That’s true. Karpal had butted heads with royalty, prime ministers, inspectors-general of police, chief justices, opposition leaders and even DAP supremo Lim Kit Siang and his son Lim Guan Eng. There were occasions when his stand differed from that of the two Lims and other DAP leaders.
I respected him for that, for he did not differentiate between party leaders and political opponents or others when it came to issues of right and wrong or the law. Just as I respected him for praising certain government initiatives, and even coming to the defence of government leaders, if he thought it was good for the nation or if they were right.
I saw him in action again when he went down to Puchong to campaign for his son Gobind Singh Deo during the 2013 general election. I had gone there just to see him and when he arrived, a thunderous roar rent the night air. Several DAP members carried the wheelchair-bound Karpal onto a lorry which served as a stage.
He was loud, as usual; his words rang with bravado, as usual; but his ending was different this time: “As a father, I now ask all of you to please give my son another term as MP”. And they did.
As Karpal was being carried to the car, I walked up to him. A smile shot through his face and he held my hand warmly, asking how I was. Although we both wanted to chat a little, we couldn’t as there were too many people surging forward to shake his hand, to wish him well, and he had to rush to another ceramah.
That was to be our last meeting, as he died in an accident along the North-South Expressway near Gua Tempurong, Ipoh, on April 17, 2014.

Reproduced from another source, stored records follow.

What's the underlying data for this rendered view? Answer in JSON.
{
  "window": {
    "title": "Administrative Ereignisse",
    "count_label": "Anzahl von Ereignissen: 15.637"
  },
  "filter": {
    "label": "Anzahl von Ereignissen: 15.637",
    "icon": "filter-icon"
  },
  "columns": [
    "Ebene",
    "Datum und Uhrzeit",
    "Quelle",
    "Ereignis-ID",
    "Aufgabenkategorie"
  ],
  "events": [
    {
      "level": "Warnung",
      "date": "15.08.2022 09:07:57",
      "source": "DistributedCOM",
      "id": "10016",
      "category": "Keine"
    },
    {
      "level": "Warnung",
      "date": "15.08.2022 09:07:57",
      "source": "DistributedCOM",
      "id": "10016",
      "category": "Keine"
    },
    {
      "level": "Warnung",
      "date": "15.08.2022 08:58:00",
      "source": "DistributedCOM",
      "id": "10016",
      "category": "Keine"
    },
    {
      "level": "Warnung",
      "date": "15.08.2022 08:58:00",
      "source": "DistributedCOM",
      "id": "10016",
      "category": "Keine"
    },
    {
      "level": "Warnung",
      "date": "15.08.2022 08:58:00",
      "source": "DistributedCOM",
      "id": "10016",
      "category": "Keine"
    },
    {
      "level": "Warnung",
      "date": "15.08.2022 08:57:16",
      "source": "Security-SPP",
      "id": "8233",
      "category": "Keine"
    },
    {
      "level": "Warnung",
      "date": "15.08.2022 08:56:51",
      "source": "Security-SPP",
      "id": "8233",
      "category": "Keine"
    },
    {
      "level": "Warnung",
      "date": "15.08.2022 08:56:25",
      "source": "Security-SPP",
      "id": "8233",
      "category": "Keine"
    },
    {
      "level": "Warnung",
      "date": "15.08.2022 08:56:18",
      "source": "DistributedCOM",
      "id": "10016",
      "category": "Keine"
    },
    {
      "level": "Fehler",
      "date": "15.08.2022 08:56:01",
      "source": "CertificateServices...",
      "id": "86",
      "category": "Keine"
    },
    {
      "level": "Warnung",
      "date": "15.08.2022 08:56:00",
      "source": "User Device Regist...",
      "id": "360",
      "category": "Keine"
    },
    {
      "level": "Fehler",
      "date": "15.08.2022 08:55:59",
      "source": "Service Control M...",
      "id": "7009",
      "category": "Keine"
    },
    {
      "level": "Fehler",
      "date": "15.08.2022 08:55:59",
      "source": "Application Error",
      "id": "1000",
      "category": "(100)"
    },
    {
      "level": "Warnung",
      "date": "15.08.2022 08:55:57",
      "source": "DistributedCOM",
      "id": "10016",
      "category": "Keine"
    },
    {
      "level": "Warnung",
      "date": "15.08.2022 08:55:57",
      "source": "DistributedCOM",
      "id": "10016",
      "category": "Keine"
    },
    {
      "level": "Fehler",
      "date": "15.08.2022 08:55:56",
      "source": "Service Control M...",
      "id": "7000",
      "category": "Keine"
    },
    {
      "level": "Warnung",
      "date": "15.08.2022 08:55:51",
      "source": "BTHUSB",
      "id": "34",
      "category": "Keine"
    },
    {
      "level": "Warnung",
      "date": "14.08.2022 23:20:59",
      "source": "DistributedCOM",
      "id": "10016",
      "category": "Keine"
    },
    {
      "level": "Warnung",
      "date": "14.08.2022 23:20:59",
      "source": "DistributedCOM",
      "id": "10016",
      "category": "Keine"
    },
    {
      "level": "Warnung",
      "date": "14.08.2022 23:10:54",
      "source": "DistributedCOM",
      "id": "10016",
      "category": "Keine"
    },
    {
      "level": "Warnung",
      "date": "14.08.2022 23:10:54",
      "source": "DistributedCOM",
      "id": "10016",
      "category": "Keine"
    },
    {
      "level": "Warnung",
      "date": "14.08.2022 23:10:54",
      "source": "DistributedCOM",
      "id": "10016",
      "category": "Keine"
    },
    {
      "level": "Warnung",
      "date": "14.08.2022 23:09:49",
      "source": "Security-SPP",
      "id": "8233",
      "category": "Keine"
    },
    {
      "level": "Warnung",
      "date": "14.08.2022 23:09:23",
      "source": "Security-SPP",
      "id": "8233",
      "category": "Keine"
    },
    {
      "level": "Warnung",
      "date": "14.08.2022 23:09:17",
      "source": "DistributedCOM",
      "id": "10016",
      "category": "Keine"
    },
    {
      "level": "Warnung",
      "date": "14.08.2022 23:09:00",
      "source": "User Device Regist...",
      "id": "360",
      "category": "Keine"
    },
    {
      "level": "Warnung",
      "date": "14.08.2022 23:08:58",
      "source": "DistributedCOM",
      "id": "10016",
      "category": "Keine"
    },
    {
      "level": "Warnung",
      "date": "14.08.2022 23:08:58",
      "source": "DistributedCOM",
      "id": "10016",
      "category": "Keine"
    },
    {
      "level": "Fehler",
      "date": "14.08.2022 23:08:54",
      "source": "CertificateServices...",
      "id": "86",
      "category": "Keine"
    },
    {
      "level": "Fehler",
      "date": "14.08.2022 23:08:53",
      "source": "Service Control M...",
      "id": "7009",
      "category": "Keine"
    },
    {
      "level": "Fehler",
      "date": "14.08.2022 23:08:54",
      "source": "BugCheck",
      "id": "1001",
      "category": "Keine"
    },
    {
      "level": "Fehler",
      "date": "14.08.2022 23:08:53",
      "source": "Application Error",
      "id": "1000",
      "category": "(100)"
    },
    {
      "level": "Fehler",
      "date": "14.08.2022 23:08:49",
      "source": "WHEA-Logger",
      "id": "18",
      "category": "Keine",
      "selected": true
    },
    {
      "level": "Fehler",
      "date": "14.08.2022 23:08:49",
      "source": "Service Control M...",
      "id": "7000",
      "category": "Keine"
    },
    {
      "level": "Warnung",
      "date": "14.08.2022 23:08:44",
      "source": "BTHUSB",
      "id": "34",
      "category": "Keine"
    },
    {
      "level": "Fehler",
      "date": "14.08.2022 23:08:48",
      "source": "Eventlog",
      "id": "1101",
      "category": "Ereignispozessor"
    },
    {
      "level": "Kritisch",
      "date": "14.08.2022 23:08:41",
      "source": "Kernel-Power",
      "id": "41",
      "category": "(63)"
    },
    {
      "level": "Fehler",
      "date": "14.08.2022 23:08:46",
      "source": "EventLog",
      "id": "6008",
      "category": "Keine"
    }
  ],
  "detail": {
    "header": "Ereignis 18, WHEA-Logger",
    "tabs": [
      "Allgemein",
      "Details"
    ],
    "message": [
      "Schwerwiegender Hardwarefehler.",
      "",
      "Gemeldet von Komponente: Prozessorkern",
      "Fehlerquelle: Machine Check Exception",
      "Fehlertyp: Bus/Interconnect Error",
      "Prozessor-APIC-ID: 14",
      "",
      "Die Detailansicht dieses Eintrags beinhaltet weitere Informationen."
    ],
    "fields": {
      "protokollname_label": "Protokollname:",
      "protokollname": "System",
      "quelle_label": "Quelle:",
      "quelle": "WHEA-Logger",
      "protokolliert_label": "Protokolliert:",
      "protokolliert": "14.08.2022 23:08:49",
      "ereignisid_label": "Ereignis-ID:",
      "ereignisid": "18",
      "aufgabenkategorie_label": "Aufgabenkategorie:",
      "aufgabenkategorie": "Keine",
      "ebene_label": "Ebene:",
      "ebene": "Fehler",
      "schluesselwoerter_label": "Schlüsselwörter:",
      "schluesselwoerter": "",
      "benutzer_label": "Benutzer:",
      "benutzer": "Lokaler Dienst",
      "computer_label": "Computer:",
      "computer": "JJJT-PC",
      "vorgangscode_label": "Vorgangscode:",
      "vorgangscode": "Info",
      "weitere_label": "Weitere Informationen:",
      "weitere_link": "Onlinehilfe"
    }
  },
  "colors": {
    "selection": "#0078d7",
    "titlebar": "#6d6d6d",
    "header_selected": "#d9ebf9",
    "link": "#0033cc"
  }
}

I wonder if he would have accepted a ministership if he were to be alive? He would likely have been made de facto law minister. Would he have worked under Dr Mahathir Mohamad?
One thing I’m sure of: he’d be whacking Dr Mahathir and the Pakatan Harapan leadership for going back on some of their election manifesto promises. And he’d be fighting tooth and nail to repeal laws that curb freedom, and to institute reforms in the legal and justice systems.
For his sense of justice would not have allowed him to remain silent. It was this very same attitude, this very same principled stand that caused him to be charged with sedition.
I’d like to believe that wherever he is, the Tiger of Jelutong is roaring with delight over being exonerated by the Federal Court.
A Kathirasen is an executive editor at FMT.
The views expressed by the write do not necessarily reflect those of FMT.